Tuesday, April 24, 2007

A Week Later...

I don't want to re-live last week, not for anything. However, VaTech is pulling together, my daughter's back on campus and going to class, and the healing evidence of all the love shown that great school is abundantly clear. So it's time to try to return to "normal," which is surely altered from what it was on April 15.

A friend and I are plotting a funny, sexy, irreverent, honest look at women over fifty (and over eighty!) who form a friendship while crewing together on the Chesapeake Bay. They'll solve mysteries, help understand grandchildren, support each other in crises, and best of all, "tell it like it is." These women are not only active physically, their minds twirl a mile a minute. We're having fun discovering their foibles and strengths, and right now, how they'll ferret out who killed the 84-year-old's boytoy. Oh yeah, old broads rock!

On a Nascar note, the Richmond race is weekend after next. Can't wait. Already getting the tailgating gear down, cleaning the grill, and plotting a menu to feed three menfolk. Ward Burton's "VT" on the hood of his car in Phoenix meant a lot to me and other Tech fans.

Monday, April 16, 2007

Virginia Tech

I've just been through a nightmare, but nothing compared to the one my youngest survived today on the campus of Virginia Tech. She's fine - and with her sister at her university now, far from the lovely campus that has seen so much senseless bloodshed today. I'm grateful, very grateful, that my daughter, when her 8 o'clock class didn't have a professor show up, decided to go for coffee off campus. It's a parent's worse nightmare - being far away when your child is in the middle of a crisis, and you're helpless to rush to her aid. At least her sister was close enough to be there for her.

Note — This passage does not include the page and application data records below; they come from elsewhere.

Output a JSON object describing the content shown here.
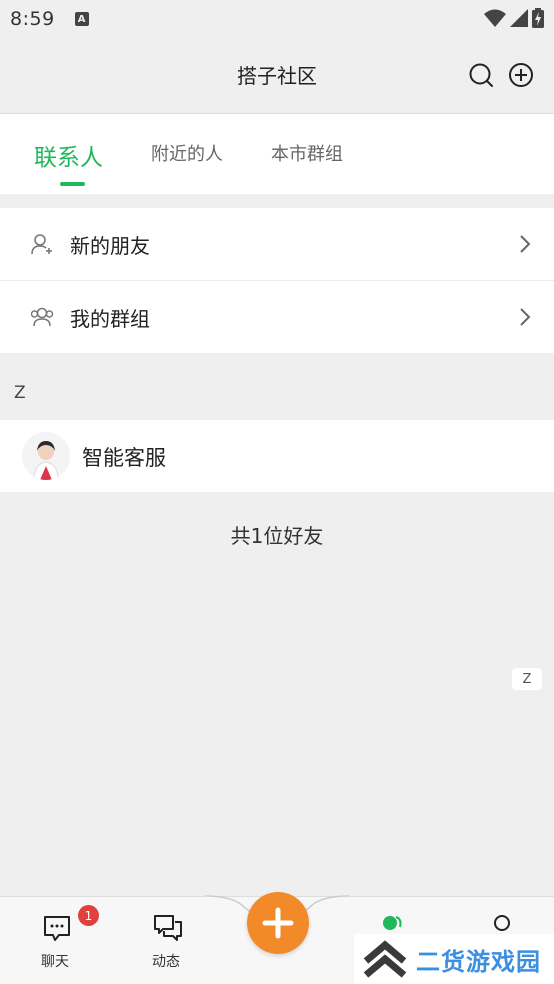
{
  "status_bar": {
    "time": "8:59",
    "a_badge": "A"
  },
  "title_bar": {
    "title": "搭子社区"
  },
  "tabs": [
    {
      "label": "联系人",
      "active": true
    },
    {
      "label": "附近的人",
      "active": false
    },
    {
      "label": "本市群组",
      "active": false
    }
  ],
  "entries": {
    "new_friends": "新的朋友",
    "my_groups": "我的群组"
  },
  "section_letter": "Z",
  "contact": {
    "name": "智能客服"
  },
  "friend_count": "共1位好友",
  "index_letter": "Z",
  "bottom_nav": {
    "chat_label": "聊天",
    "chat_badge": "1",
    "moments_label": "动态"
  },
  "watermark": {
    "text": "二货游戏园"
  },
  "colors": {
    "accent": "#1fb85b",
    "fab": "#f28a2a",
    "badge": "#e0413d"
  }
}
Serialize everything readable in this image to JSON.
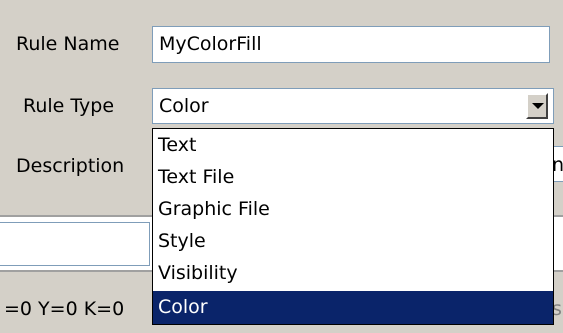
{
  "form": {
    "rule_name_label": "Rule Name",
    "rule_name_value": "MyColorFill",
    "rule_type_label": "Rule Type",
    "rule_type_value": "Color",
    "description_label": "Description",
    "description_value_fragment": "n"
  },
  "dropdown": {
    "options": [
      "Text",
      "Text File",
      "Graphic File",
      "Style",
      "Visibility",
      "Color"
    ],
    "selected": "Color"
  },
  "lower": {
    "coords_text": "=0 Y=0 K=0",
    "right_fragment": "s"
  },
  "colors": {
    "dialog_bg": "#d4d0c8",
    "selection_bg": "#0a246a",
    "field_border": "#7f9db9"
  }
}
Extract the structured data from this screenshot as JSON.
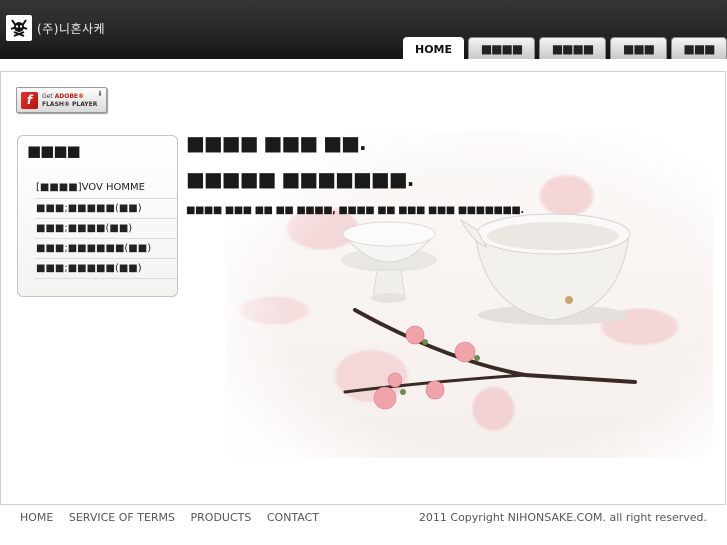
{
  "header": {
    "logo_text": "(주)니혼사케",
    "tabs": [
      {
        "label": "HOME",
        "active": true
      },
      {
        "label": "■■■■",
        "active": false
      },
      {
        "label": "■■■■",
        "active": false
      },
      {
        "label": "■■■",
        "active": false
      },
      {
        "label": "■■■",
        "active": false
      }
    ]
  },
  "flash": {
    "line1_prefix": "Get ",
    "line1_brand": "ADOBE®",
    "line2": "FLASH® PLAYER"
  },
  "sidebox": {
    "title": "■■■■",
    "items": [
      "[■■■■]VOV HOMME",
      "■■■;■■■■■(■■)",
      "■■■;■■■■(■■)",
      "■■■;■■■■■■(■■)",
      "■■■;■■■■■(■■)"
    ]
  },
  "hero": {
    "headline_1": "■■■■ ■■■ ■■.",
    "headline_2": "■■■■■ ■■■■■■■.",
    "subline": "■■■■ ■■■ ■■ ■■ ■■■■, ■■■■ ■■ ■■■ ■■■ ■■■■■■■."
  },
  "footer": {
    "links": [
      "HOME",
      "SERVICE OF TERMS",
      "PRODUCTS",
      "CONTACT"
    ],
    "copyright": "2011 Copyright NIHONSAKE.COM. all right reserved."
  },
  "colors": {
    "header_bg": "#2a2a2a",
    "blossom_pink": "#f0bec3",
    "flash_red": "#c01d16"
  }
}
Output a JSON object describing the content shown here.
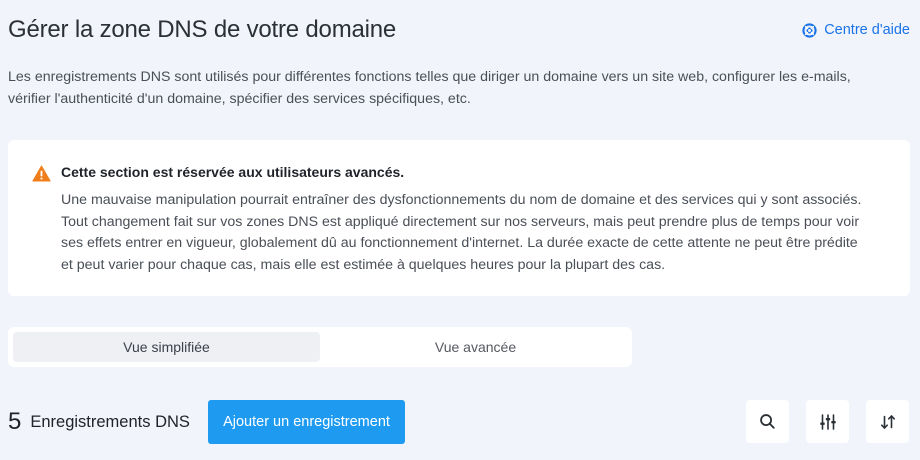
{
  "header": {
    "title": "Gérer la zone DNS de votre domaine",
    "help_label": "Centre d'aide"
  },
  "intro": {
    "line1": "Les enregistrements DNS sont utilisés pour différentes fonctions telles que diriger un domaine vers un site web, configurer les e-mails,",
    "line2": "vérifier l'authenticité d'un domaine, spécifier des services spécifiques, etc."
  },
  "warning": {
    "title": "Cette section est réservée aux utilisateurs avancés.",
    "lines": [
      "Une mauvaise manipulation pourrait entraîner des dysfonctionnements du nom de domaine et des services qui y sont associés.",
      "Tout changement fait sur vos zones DNS est appliqué directement sur nos serveurs, mais peut prendre plus de temps pour voir",
      "ses effets entrer en vigueur, globalement dû au fonctionnement d'internet. La durée exacte de cette attente ne peut être prédite",
      "et peut varier pour chaque cas, mais elle est estimée à quelques heures pour la plupart des cas."
    ],
    "icon": "warning-triangle-icon",
    "icon_color": "#f07d1a"
  },
  "view_toggle": {
    "simple_label": "Vue simplifiée",
    "advanced_label": "Vue avancée",
    "selected": "Vue simplifiée"
  },
  "records": {
    "count": "5",
    "label": "Enregistrements DNS",
    "add_label": "Ajouter un enregistrement"
  },
  "toolbar": {
    "icons": [
      "search-icon",
      "filter-sliders-icon",
      "sort-icon"
    ]
  },
  "colors": {
    "accent": "#1e9bf0",
    "link": "#1a73e8",
    "background": "#f1f4fa"
  }
}
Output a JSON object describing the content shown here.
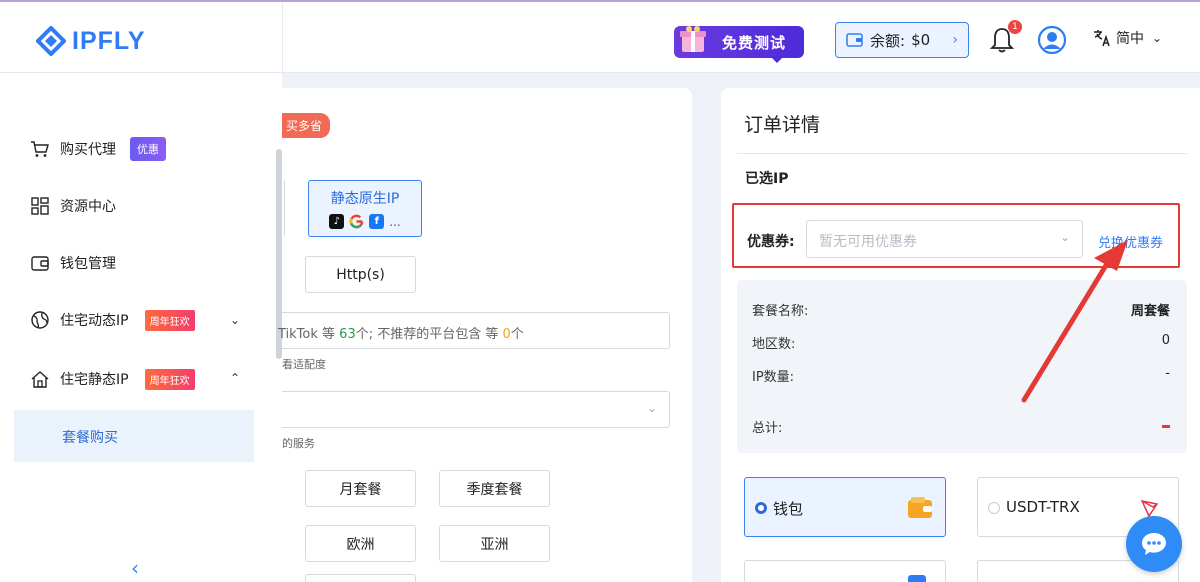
{
  "header": {
    "logo_text": "IPFLY",
    "trial_label": "免费测试",
    "balance_label": "余额:",
    "balance_value": "$0",
    "notification_count": "1",
    "language": "简中"
  },
  "sidebar": {
    "items": [
      {
        "label": "购买代理",
        "tag": "优惠"
      },
      {
        "label": "资源中心"
      },
      {
        "label": "钱包管理"
      },
      {
        "label": "住宅动态IP",
        "tag": "周年狂欢"
      },
      {
        "label": "住宅静态IP",
        "tag": "周年狂欢"
      }
    ],
    "sub_item": "套餐购买"
  },
  "main": {
    "promo_badge": "买多省",
    "static_ip_title": "静态原生IP",
    "more": "...",
    "protocol": "Http(s)",
    "platform_note": {
      "prefix": "TikTok 等 ",
      "recommended_count": "63",
      "middle": "个;  不推荐的平台包含 等 ",
      "not_recommended_count": "0",
      "suffix": "个"
    },
    "check_fit": "看适配度",
    "service_note": "的服务",
    "periods": [
      "月套餐",
      "季度套餐"
    ],
    "regions": [
      "欧洲",
      "亚洲"
    ]
  },
  "order": {
    "title": "订单详情",
    "selected_ip": "已选IP",
    "coupon_label": "优惠券:",
    "coupon_placeholder": "暂无可用优惠券",
    "redeem_link": "兑换优惠券",
    "summary": [
      {
        "label": "套餐名称:",
        "value": "周套餐"
      },
      {
        "label": "地区数:",
        "value": "0"
      },
      {
        "label": "IP数量:",
        "value": "-"
      },
      {
        "label": "总计:",
        "value": ""
      }
    ],
    "payments": [
      {
        "label": "钱包",
        "selected": true
      },
      {
        "label": "USDT-TRX",
        "selected": false
      }
    ]
  },
  "colors": {
    "brand": "#2f7cf6",
    "highlight": "#e53935",
    "promo": "#f06a55",
    "trial": "#5b32dd"
  }
}
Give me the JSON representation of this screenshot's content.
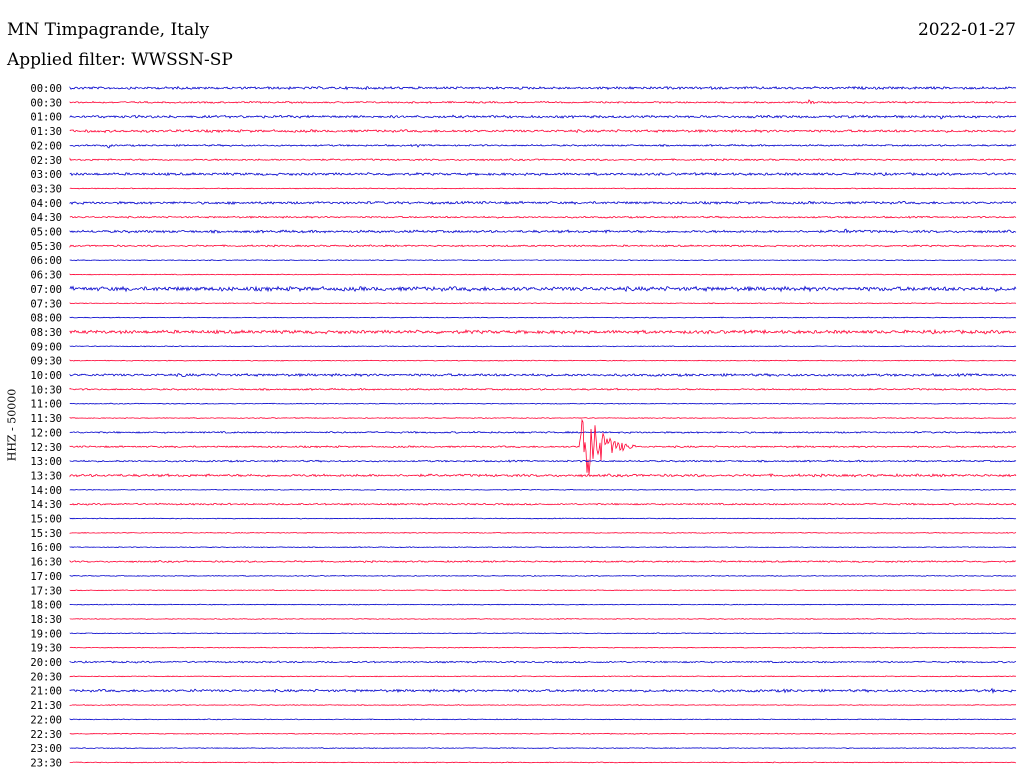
{
  "header": {
    "station": "MN Timpagrande, Italy",
    "date": "2022-01-27",
    "filter": "Applied filter: WWSSN-SP"
  },
  "colors": {
    "blue": "#0000cc",
    "red": "#ff0033"
  },
  "chart_data": {
    "type": "line",
    "ylabel": "HHZ - 50000",
    "rows": [
      "00:00",
      "00:30",
      "01:00",
      "01:30",
      "02:00",
      "02:30",
      "03:00",
      "03:30",
      "04:00",
      "04:30",
      "05:00",
      "05:30",
      "06:00",
      "06:30",
      "07:00",
      "07:30",
      "08:00",
      "08:30",
      "09:00",
      "09:30",
      "10:00",
      "10:30",
      "11:00",
      "11:30",
      "12:00",
      "12:30",
      "13:00",
      "13:30",
      "14:00",
      "14:30",
      "15:00",
      "15:30",
      "16:00",
      "16:30",
      "17:00",
      "17:30",
      "18:00",
      "18:30",
      "19:00",
      "19:30",
      "20:00",
      "20:30",
      "21:00",
      "21:30",
      "22:00",
      "22:30",
      "23:00",
      "23:30"
    ],
    "x_range_minutes": [
      0,
      30
    ],
    "noise_levels": [
      1.5,
      1,
      1.5,
      1.5,
      1,
      1,
      1.5,
      0.5,
      1.5,
      1,
      1.5,
      1,
      0.5,
      0.5,
      2.5,
      0.5,
      0.5,
      2,
      0.5,
      0.5,
      1.5,
      1,
      0.5,
      0.5,
      1,
      1,
      1,
      1.5,
      0.5,
      1,
      0.5,
      0.5,
      0.5,
      1,
      0.5,
      0.5,
      0.5,
      0.5,
      0.5,
      0.5,
      1,
      0.5,
      1.5,
      0.5,
      0.5,
      0.5,
      0.5,
      0.5
    ],
    "events": [
      {
        "row": 1,
        "minute": 23.4,
        "amplitude": 4,
        "duration_min": 0.5
      },
      {
        "row": 2,
        "minute": 27.6,
        "amplitude": 3,
        "duration_min": 0.3
      },
      {
        "row": 3,
        "minute": 3.6,
        "amplitude": 5,
        "duration_min": 0.4
      },
      {
        "row": 4,
        "minute": 1.2,
        "amplitude": 4,
        "duration_min": 0.3
      },
      {
        "row": 4,
        "minute": 11.0,
        "amplitude": 3,
        "duration_min": 0.2
      },
      {
        "row": 10,
        "minute": 16.9,
        "amplitude": 3,
        "duration_min": 0.6
      },
      {
        "row": 10,
        "minute": 24.5,
        "amplitude": 3,
        "duration_min": 1.5
      },
      {
        "row": 20,
        "minute": 3.5,
        "amplitude": 3,
        "duration_min": 0.8
      },
      {
        "row": 20,
        "minute": 24.8,
        "amplitude": 2,
        "duration_min": 0.6
      },
      {
        "row": 24,
        "minute": 12.8,
        "amplitude": 2,
        "duration_min": 0.6
      },
      {
        "row": 24,
        "minute": 21.2,
        "amplitude": 2,
        "duration_min": 0.5
      },
      {
        "row": 25,
        "minute": 16.2,
        "amplitude": 56,
        "duration_min": 1.5
      },
      {
        "row": 42,
        "minute": 3.8,
        "amplitude": 3,
        "duration_min": 0.8
      },
      {
        "row": 42,
        "minute": 22.6,
        "amplitude": 3,
        "duration_min": 1.0
      },
      {
        "row": 42,
        "minute": 29.2,
        "amplitude": 3,
        "duration_min": 0.5
      }
    ]
  }
}
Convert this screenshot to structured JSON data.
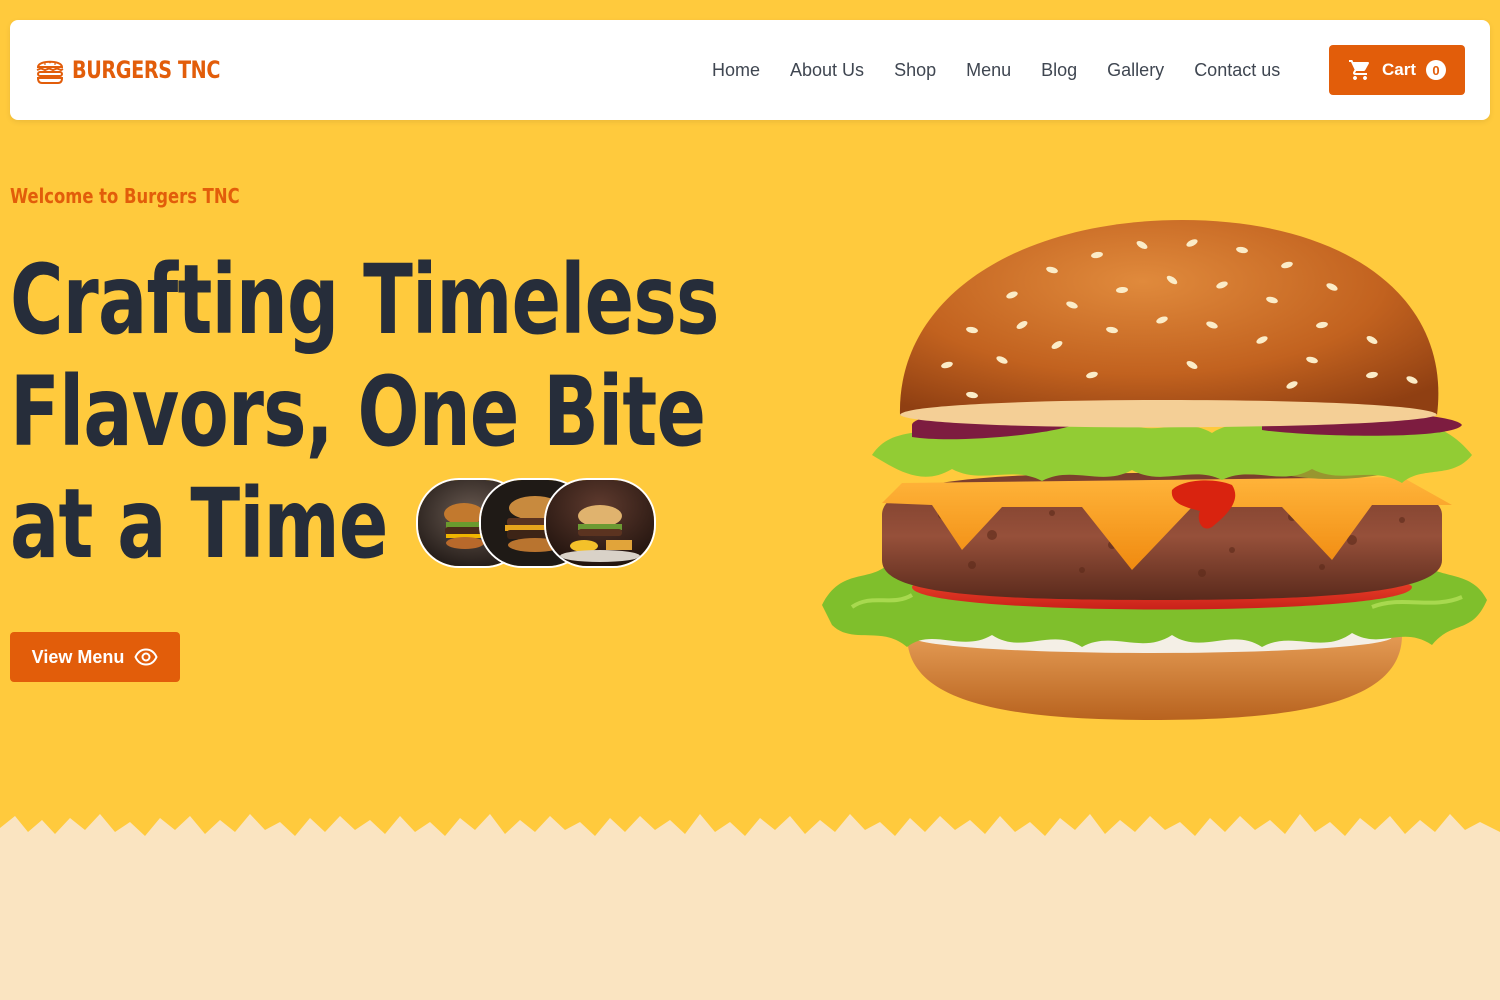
{
  "brand": {
    "name": "BURGERS TNC",
    "icon": "burger-icon"
  },
  "nav": {
    "items": [
      {
        "label": "Home"
      },
      {
        "label": "About Us"
      },
      {
        "label": "Shop"
      },
      {
        "label": "Menu"
      },
      {
        "label": "Blog"
      },
      {
        "label": "Gallery"
      },
      {
        "label": "Contact us"
      }
    ]
  },
  "cart": {
    "label": "Cart",
    "count": "0",
    "icon": "shopping-cart-icon"
  },
  "hero": {
    "eyebrow": "Welcome to Burgers TNC",
    "title_lines": [
      "Crafting Timeless",
      "Flavors, One Bite",
      "at a Time"
    ],
    "cta_label": "View Menu",
    "cta_icon": "eye-icon",
    "thumbnails": [
      "burger-photo",
      "burger-photo",
      "burger-photo"
    ],
    "image": "burger-photo"
  },
  "colors": {
    "background": "#ffca3d",
    "accent": "#e25d0a",
    "heading": "#262d3a",
    "nav_text": "#3f4651",
    "lower_section": "#fae4c1",
    "header_bg": "#ffffff"
  }
}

I was thinking today how everything, like a bad writing day, falls into its proper place of importance, which is slim and none, when you're trying to ascertain if your child is alive after a tragedy strikes. My prayers today were heartfelt and universal - for the students and their families, for everyone involved with the university, and the law enforcement officers who had so much to handle. Thank you to everyone who called and emailed, asking if (s)he could help in any way. It means a lot to me and my husband.

Thursday, April 12, 2007

The Rule of Law

I've just spent an illuminating four hours at the Rule of Law Conference, where barristers, lawyers, justices, judges, and Lords High gathered to discuss and debate how and what the Rule of Law is, and how it applies to Religion, China, Native Americans, and ....you get the picture. We heard from the Chinese Nelson Mandela, Xu Wenli, the president of the Navajo Nation, Joe Shirley, Dean Kenneth Starr, Professor Kevin Gover, The Honorable James Spencer, Ambassador Seiple, and the Right Honorable Lord Justice Rix, to drop a few names. The list of legal luminaries is incredible, and I just wish that everyone could have been there. The Rule of Law is truly what separates us from the dreck, and discussing how it can, and does, go astray, and how to fix its flaws, gives me almost too much to contemplate. I'll be thinking about this one for a long time.

A charming gentleman, His Honour Eric Stockdale, signed a copy of his book MIDDLE TEMPLE LAWYERS AND THE AMERICAN REVOLUTION, for me, and discussed his writing process. We writers love to talk shop - how much we write in a day, how we research, etc. I can't wait to dig into the tome.

I'm off tomorrow to see my eldest perform in INTO THE WOODS at her college. I can't wait - she's been rehearsing her socks off. That Sondheim is a tough composer!

If you get a chance, try to define the Rule of Law for yourself. Then pay attention to how it affects your life, personally. Study its power in the world around you. It's astounding. Trust me.

Monday, April 02, 2007

New York and Writers

I'm yawning as I write this - I don't think I slept more than twelve hours from Friday through Saturday in NYC. A wonderful group of writers gathered to talk, share, plot, and learn from each other, and I must type up my notes before I lose them in the black hole known as my desk. The industry pros spilled the beans, we talked promotion and its efficacy (and lack thereof), print runs, and publisher support from 7:15 in the morning (on Saturday, no less!) until into the wee hours. Aside from the work aspect, I managed to squeeze in two plays (Journey's End and Inherit the Wind - WOW), and one musical (The Pirate Queen). I'm just not into big, lavish productions, I fear. TPQ was too cold (blowing straight down my neck), too loud (and this is a woman who loves the roar of 800 HP engines), and boring for me, so I left early. I know, I'm an anomaly. Everyone else adored it. I realize my taste in drama reflects my taste in literature, SHOGUN being the exception. I like more intimate tales, character-driven, with a smaller cast. The big stage bores me, no matter how flashy and expensively it's dressed. Reel it in, focus on the inner workings of a man, and you've hooked me.

Now that the fun is over, it's back to work....